Understanding Chlorine Dioxide as a Broad-Spectrum Antibiotic and Antiviral Medicine

Dimethylsulfoxide (DMSO) Basics: What Everyone Needs to Know about This Tree-Medicine

Bitter Melon: Why Everyone Should Be Eating This Ugly Vegetable

Pau d’Arco – Tabebuia impetiginosa for Cancer

Does wormwood kill parasites?

Jim Humble’s Malaria Protocol – MMS1 Treatment for Malaria

Jim Humble’s Chikungunya and Dengue Fever Protocol – MMS1 Protocol for Mosquito-Borne Diseases

Neem: A Safe and Highly Effective Female and Male Herbal Contraceptive Option

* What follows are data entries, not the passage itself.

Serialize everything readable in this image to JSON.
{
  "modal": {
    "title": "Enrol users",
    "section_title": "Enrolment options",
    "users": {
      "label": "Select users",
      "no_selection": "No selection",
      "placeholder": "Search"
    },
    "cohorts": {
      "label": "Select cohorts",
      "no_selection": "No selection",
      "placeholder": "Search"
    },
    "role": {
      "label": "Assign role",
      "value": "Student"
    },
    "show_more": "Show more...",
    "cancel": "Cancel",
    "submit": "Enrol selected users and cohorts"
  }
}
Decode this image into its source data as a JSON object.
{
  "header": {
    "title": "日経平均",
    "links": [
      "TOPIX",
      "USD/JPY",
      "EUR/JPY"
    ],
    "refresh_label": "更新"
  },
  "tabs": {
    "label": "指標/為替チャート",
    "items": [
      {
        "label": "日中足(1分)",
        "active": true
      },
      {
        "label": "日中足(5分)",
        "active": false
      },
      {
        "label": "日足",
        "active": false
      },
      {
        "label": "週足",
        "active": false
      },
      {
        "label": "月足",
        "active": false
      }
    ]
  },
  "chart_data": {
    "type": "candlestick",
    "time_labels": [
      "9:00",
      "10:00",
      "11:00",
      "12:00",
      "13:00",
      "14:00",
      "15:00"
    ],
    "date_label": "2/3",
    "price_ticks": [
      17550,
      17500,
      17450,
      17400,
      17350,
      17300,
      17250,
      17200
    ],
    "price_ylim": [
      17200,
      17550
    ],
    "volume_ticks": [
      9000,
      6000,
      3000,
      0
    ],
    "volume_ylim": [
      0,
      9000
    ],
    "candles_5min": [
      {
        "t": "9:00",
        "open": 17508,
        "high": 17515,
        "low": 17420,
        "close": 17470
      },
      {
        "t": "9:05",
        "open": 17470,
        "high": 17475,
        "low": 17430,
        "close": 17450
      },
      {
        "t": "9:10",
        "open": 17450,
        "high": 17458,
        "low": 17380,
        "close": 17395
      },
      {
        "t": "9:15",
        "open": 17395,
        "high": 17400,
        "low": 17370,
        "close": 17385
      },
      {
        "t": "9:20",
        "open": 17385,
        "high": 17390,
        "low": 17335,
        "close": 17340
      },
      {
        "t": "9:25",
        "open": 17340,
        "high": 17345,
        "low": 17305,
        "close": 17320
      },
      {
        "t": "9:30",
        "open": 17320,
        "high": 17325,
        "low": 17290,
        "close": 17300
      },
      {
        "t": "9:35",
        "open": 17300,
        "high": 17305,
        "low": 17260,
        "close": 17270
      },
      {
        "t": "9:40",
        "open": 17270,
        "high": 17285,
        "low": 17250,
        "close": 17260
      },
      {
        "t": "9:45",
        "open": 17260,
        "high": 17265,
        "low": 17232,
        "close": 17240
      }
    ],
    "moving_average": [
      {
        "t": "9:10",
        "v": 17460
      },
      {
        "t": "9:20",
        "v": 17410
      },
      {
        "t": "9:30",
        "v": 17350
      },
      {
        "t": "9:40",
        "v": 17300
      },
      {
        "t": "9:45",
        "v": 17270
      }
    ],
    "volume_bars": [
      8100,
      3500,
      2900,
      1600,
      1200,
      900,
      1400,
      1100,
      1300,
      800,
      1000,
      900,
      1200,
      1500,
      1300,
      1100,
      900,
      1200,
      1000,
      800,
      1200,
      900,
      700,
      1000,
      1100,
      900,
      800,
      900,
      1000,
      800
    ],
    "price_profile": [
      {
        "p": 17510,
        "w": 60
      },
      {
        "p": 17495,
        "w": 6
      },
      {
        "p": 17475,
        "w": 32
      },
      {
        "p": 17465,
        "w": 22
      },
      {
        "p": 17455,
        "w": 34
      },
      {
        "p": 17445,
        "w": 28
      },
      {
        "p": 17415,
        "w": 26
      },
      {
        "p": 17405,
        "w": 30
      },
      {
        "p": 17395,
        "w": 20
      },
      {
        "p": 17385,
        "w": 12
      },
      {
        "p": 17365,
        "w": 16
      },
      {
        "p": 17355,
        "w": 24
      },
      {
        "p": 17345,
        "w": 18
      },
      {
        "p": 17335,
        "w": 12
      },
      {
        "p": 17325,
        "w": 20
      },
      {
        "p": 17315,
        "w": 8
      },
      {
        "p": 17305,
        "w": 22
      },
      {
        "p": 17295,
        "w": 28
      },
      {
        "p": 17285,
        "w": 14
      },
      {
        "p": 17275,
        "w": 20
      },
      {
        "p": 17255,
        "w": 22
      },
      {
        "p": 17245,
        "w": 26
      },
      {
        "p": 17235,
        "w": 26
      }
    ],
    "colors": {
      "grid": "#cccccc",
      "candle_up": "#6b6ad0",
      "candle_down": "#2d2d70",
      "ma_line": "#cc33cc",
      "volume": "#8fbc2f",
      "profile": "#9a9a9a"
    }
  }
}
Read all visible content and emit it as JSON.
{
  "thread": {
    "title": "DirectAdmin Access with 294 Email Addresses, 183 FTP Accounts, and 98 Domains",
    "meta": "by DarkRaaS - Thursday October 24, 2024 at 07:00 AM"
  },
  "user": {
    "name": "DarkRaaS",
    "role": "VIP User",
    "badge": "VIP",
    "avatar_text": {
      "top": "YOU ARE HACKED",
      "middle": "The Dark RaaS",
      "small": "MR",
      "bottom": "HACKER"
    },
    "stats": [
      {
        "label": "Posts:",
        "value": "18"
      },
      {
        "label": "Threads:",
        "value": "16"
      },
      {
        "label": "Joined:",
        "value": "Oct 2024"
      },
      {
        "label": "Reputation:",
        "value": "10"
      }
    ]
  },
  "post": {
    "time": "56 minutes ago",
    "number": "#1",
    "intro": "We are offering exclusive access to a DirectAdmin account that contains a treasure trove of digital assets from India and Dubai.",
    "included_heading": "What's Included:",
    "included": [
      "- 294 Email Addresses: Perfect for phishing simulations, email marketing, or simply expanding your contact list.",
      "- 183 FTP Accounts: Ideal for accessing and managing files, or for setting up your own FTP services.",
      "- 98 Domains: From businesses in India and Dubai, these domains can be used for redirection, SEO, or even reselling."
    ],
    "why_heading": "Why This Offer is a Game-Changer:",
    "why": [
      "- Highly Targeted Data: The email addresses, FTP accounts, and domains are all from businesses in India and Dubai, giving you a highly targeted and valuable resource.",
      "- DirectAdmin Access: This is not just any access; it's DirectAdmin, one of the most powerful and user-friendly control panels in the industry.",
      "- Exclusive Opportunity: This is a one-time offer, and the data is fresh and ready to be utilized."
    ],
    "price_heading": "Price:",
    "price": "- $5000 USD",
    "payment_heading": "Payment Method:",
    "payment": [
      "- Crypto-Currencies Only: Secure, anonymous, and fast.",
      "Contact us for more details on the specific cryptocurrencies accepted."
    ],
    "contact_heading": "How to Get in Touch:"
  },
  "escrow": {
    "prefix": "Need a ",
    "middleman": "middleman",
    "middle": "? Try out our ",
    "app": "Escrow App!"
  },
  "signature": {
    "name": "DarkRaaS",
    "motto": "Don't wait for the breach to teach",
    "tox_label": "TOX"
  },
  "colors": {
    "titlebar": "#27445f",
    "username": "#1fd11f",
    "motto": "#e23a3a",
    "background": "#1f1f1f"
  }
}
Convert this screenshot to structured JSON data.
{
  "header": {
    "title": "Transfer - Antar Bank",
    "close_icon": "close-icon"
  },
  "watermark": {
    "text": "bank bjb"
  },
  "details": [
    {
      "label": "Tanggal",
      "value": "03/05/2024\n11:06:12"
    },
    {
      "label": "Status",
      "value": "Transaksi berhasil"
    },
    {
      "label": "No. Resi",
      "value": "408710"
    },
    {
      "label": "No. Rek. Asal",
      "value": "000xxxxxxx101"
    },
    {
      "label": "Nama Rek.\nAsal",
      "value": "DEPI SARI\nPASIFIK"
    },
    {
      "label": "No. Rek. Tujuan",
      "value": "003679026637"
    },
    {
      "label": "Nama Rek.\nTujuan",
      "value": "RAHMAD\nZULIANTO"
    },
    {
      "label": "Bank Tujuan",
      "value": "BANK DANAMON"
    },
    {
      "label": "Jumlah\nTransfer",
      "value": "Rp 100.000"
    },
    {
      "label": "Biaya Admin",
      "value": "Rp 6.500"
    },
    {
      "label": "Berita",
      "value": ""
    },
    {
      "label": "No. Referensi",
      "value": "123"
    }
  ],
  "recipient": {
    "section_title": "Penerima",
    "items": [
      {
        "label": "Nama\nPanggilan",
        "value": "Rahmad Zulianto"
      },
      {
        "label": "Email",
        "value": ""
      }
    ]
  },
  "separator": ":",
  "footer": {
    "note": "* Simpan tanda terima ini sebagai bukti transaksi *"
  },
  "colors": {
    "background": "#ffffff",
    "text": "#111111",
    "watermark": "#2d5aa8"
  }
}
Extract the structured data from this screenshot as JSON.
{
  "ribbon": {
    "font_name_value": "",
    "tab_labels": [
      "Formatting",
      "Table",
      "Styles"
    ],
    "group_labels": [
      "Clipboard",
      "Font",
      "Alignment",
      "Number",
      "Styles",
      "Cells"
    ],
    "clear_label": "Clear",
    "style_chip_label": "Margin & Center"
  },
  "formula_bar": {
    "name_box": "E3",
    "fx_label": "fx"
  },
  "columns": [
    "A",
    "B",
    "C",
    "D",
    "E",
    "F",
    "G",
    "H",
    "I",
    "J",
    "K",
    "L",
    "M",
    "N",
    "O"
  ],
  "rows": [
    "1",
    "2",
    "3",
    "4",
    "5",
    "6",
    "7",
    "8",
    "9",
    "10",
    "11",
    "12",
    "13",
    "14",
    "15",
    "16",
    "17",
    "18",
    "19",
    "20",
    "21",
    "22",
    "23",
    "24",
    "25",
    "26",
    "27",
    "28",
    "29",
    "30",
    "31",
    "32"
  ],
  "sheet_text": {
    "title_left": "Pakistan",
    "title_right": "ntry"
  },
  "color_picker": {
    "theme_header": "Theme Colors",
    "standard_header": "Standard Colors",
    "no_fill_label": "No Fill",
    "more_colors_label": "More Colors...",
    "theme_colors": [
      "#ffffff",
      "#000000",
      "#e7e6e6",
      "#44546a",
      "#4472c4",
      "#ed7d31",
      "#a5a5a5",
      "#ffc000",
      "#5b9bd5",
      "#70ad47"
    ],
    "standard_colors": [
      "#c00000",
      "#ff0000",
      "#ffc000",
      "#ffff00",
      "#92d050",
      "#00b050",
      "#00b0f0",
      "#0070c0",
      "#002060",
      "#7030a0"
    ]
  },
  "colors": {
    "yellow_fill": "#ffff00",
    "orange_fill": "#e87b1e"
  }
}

Hettige, Sanath (2002). Dengue: an escalating problem. Retrieved June 14, 2019 from: